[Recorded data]

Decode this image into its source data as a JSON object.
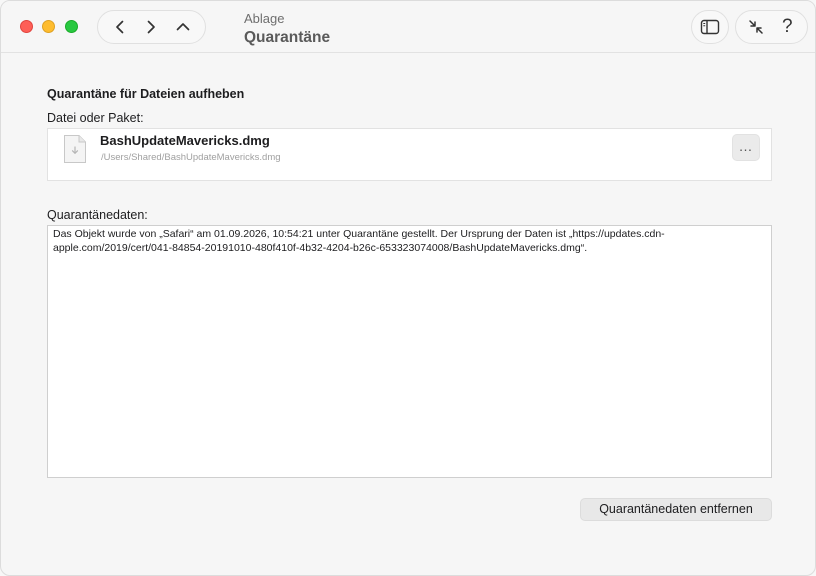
{
  "window": {
    "breadcrumb": "Ablage",
    "title": "Quarantäne"
  },
  "toolbar": {
    "icons": [
      "chevron-left-icon",
      "chevron-right-icon",
      "chevron-up-icon",
      "sidebar-icon",
      "collapse-arrows-icon"
    ],
    "help_label": "?"
  },
  "main": {
    "section_title": "Quarantäne für Dateien aufheben",
    "file_label": "Datei oder Paket:",
    "file": {
      "name": "BashUpdateMavericks.dmg",
      "path": "/Users/Shared/BashUpdateMavericks.dmg",
      "more_label": "…"
    },
    "quarantine_label": "Quarantänedaten:",
    "quarantine_text": "Das Objekt wurde von „Safari“ am 01.09.2026, 10:54:21 unter Quarantäne gestellt. Der Ursprung der Daten ist „https://updates.cdn-apple.com/2019/cert/041-84854-20191010-480f410f-4b32-4204-b26c-653323074008/BashUpdateMavericks.dmg“.",
    "remove_button": "Quarantänedaten entfernen"
  },
  "colors": {
    "close": "#fe5f57",
    "minimize": "#febc2e",
    "maximize": "#28c840"
  }
}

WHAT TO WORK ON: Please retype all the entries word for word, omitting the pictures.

REPLY TO THE EXERCISE:
Decode this image into its source data as a JSON object.
{
  "window": {
    "breadcrumb": "Ablage",
    "title": "Quarantäne"
  },
  "toolbar": {
    "icons": [
      "chevron-left-icon",
      "chevron-right-icon",
      "chevron-up-icon",
      "sidebar-icon",
      "collapse-arrows-icon"
    ],
    "help_label": "?"
  },
  "main": {
    "section_title": "Quarantäne für Dateien aufheben",
    "file_label": "Datei oder Paket:",
    "file": {
      "name": "BashUpdateMavericks.dmg",
      "path": "/Users/Shared/BashUpdateMavericks.dmg",
      "more_label": "…"
    },
    "quarantine_label": "Quarantänedaten:",
    "quarantine_text": "Das Objekt wurde von „Safari“ am 01.09.2026, 10:54:21 unter Quarantäne gestellt. Der Ursprung der Daten ist „https://updates.cdn-apple.com/2019/cert/041-84854-20191010-480f410f-4b32-4204-b26c-653323074008/BashUpdateMavericks.dmg“.",
    "remove_button": "Quarantänedaten entfernen"
  },
  "colors": {
    "close": "#fe5f57",
    "minimize": "#febc2e",
    "maximize": "#28c840"
  }
}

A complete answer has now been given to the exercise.